SEOUL (Reuters) - U.S. military forces in South Korea are not subject to negotiations between North Korea and the United States because they are a matter for the U.S.-South Korean alliance, a senior official in South Korea’s presidential office said on Friday.
U.S. President Donald Trump said after his historic summit in Singapore with North Korean leader Kim Jong Un on Tuesday that he would stop “expensive, provocative” war games that U.S. troops conduct with the South.
He also said he would eventually like to bring U.S. troops home from South Korea, adding, “That’s not part of the equation. At some point, I hope it would be.”
About 28,500 U.S. troops are stationed in South Korea, a legacy of the 1950-53 Korean War that ended in an armistice rather than a peace treaty, leaving the two Koreas technically still at war.
“Let me be clear. There has been no discussions and no change in position on the matter of the issue of U.S. troops in South Korea,” said the high-level South Korean official, who spoke on condition of anonymity.
Even before the summit, U.S. officials said the future of American troops on the Korean peninsula was something that would be a matter for Seoul and Washington to deal with.
Earlier this month, U.S. Defense Secretary Jim Mattis said the status of U.S. troops in South Korea would not be on the table during the meeting between Trump and Kim. Mattis left the door open to the issue being discussed down the road between Seoul and Washington if certain conditions were met.
Before Tuesday’s summit, there had been talks between North Korea and the United States about completing an “early” denuclearization of the Korean peninsula, the South Korean official added, but did not elaborate.
The official said the U.S.-North Korea summit “jumpstarted” stalled negotiations on denuclearization and hoped South Korea would contribute to speeding up the process.

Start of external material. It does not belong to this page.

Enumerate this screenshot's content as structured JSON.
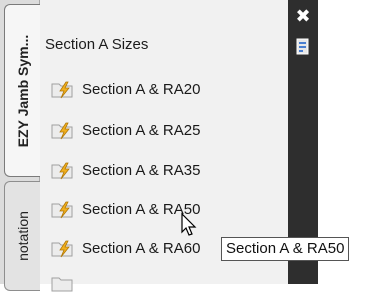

After the summit, Trump and Kim issued a joint statement in which the North reaffirmed its commitment to complete denuclearization of the Korean Peninsula - a promise it has made in the past. U.S. Secretary of State Mike Pompeo, charged by Trump with leading follow-up negotiations, said on Wednesday the United States hoped to achieve “major disarmament” by North Korea within the next 2-1/2 years.
Tough sanctions would remain on North Korea until its complete denuclearization, Pompeo said on Thursday, apparently contradicting the North’s view that the process agreed at this week’s summit would be phased and reciprocal.
However, expectations of trade with North Korea have helped revive property prices in China’s border city of Dandong.
North Korea proposed to Seoul to disarm, on a trial basis, the Joint Security Area in Panmunjom, the only site in the Demilitarized Zone where both countries’ soldiers stand almost face to face, the South’s presidential spokesman said.
The offer by the North’s military officials came during talks with the South’s military on Thursday, and South Korea will “actively pursue” disarmament in the area, the spokesman, Kim Eui-kyeom, told reporters on Friday.
Reporting by Hyonhee Shin; Additional reporting by Idrees Ali in Washington; Writing by Joyce Lee and Ju-min Park; Editing by Clarence Fernandez, Jonathan Oatis and Frances Kerry